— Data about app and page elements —
○ ○ ○ ○

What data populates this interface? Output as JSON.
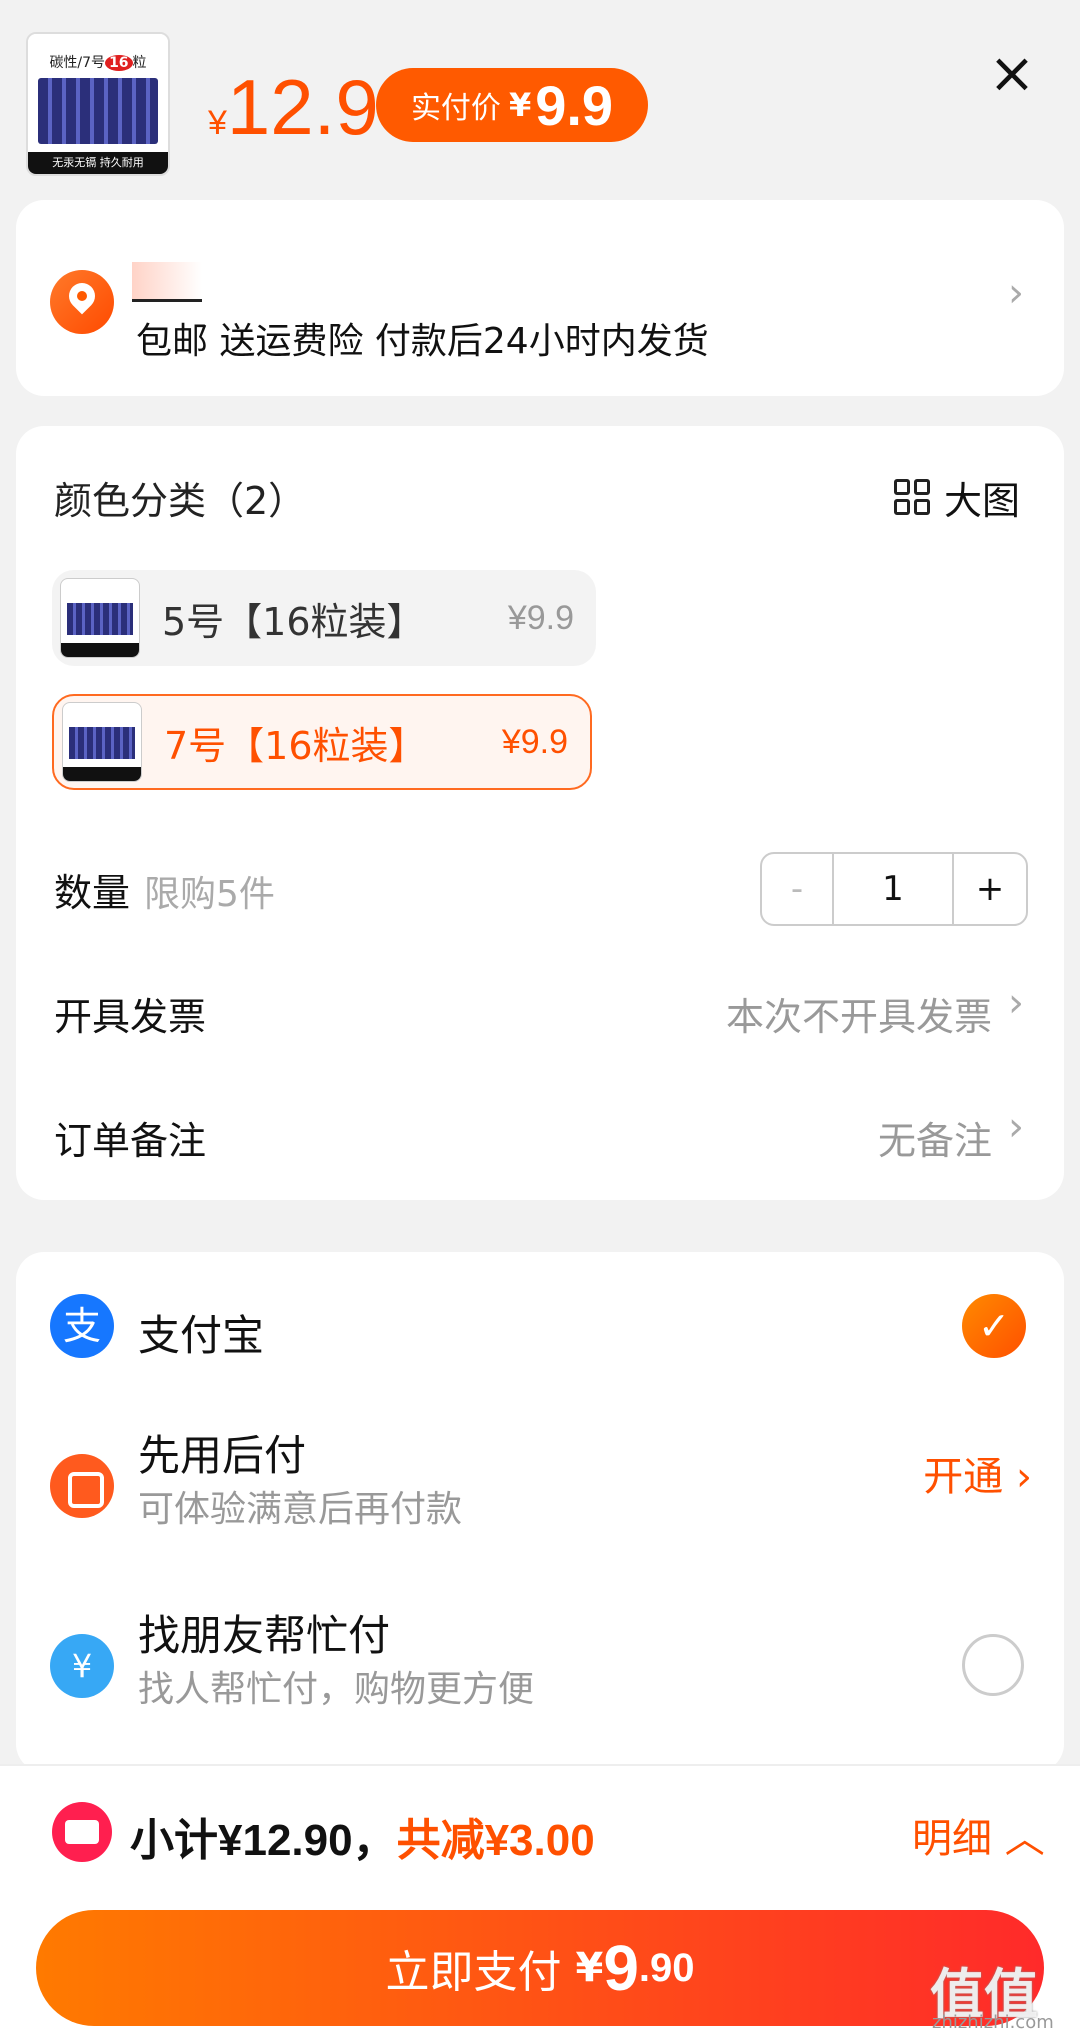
{
  "header": {
    "thumb": {
      "top": "",
      "label_prefix": "碳性/7号",
      "label_num": "16",
      "label_suffix": "粒",
      "foot": "无汞无镉 持久耐用"
    },
    "price_yen": "¥",
    "price": "12.9",
    "pay_label": "实付价",
    "pay_yen": "¥",
    "pay_value": "9.9"
  },
  "address": {
    "text": "包邮 送运费险 付款后24小时内发货"
  },
  "spec": {
    "title": "颜色分类（2）",
    "big_image": "大图",
    "options": [
      {
        "label": "5号【16粒装】",
        "price": "¥9.9",
        "selected": false
      },
      {
        "label": "7号【16粒装】",
        "price": "¥9.9",
        "selected": true
      }
    ],
    "quantity_label": "数量",
    "quantity_limit": "限购5件",
    "quantity": "1",
    "minus": "-",
    "plus": "+",
    "invoice_label": "开具发票",
    "invoice_value": "本次不开具发票",
    "note_label": "订单备注",
    "note_value": "无备注"
  },
  "payment": {
    "methods": [
      {
        "name": "支付宝",
        "desc": "",
        "state": "checked"
      },
      {
        "name": "先用后付",
        "desc": "可体验满意后再付款",
        "action": "开通"
      },
      {
        "name": "找朋友帮忙付",
        "desc": "找人帮忙付，购物更方便",
        "state": "unchecked"
      }
    ]
  },
  "bottom": {
    "subtotal": "小计¥12.90，",
    "discount": "共减¥3.00",
    "detail": "明细",
    "pay_label": "立即支付",
    "pay_yen": "¥",
    "pay_int": "9",
    "pay_dec": ".90"
  },
  "watermark": {
    "main": "值值值",
    "sub": "zhizhizhi.com"
  },
  "colors": {
    "accent": "#ff5000",
    "alipay": "#1677ff",
    "background": "#f2f2f2"
  }
}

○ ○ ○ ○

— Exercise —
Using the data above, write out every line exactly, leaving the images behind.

— Output of the task —
What data populates this interface? Output as JSON.
{
  "header": {
    "thumb": {
      "top": "",
      "label_prefix": "碳性/7号",
      "label_num": "16",
      "label_suffix": "粒",
      "foot": "无汞无镉 持久耐用"
    },
    "price_yen": "¥",
    "price": "12.9",
    "pay_label": "实付价",
    "pay_yen": "¥",
    "pay_value": "9.9"
  },
  "address": {
    "text": "包邮 送运费险 付款后24小时内发货"
  },
  "spec": {
    "title": "颜色分类（2）",
    "big_image": "大图",
    "options": [
      {
        "label": "5号【16粒装】",
        "price": "¥9.9",
        "selected": false
      },
      {
        "label": "7号【16粒装】",
        "price": "¥9.9",
        "selected": true
      }
    ],
    "quantity_label": "数量",
    "quantity_limit": "限购5件",
    "quantity": "1",
    "minus": "-",
    "plus": "+",
    "invoice_label": "开具发票",
    "invoice_value": "本次不开具发票",
    "note_label": "订单备注",
    "note_value": "无备注"
  },
  "payment": {
    "methods": [
      {
        "name": "支付宝",
        "desc": "",
        "state": "checked"
      },
      {
        "name": "先用后付",
        "desc": "可体验满意后再付款",
        "action": "开通"
      },
      {
        "name": "找朋友帮忙付",
        "desc": "找人帮忙付，购物更方便",
        "state": "unchecked"
      }
    ]
  },
  "bottom": {
    "subtotal": "小计¥12.90，",
    "discount": "共减¥3.00",
    "detail": "明细",
    "pay_label": "立即支付",
    "pay_yen": "¥",
    "pay_int": "9",
    "pay_dec": ".90"
  },
  "watermark": {
    "main": "值值值",
    "sub": "zhizhizhi.com"
  },
  "colors": {
    "accent": "#ff5000",
    "alipay": "#1677ff",
    "background": "#f2f2f2"
  }
}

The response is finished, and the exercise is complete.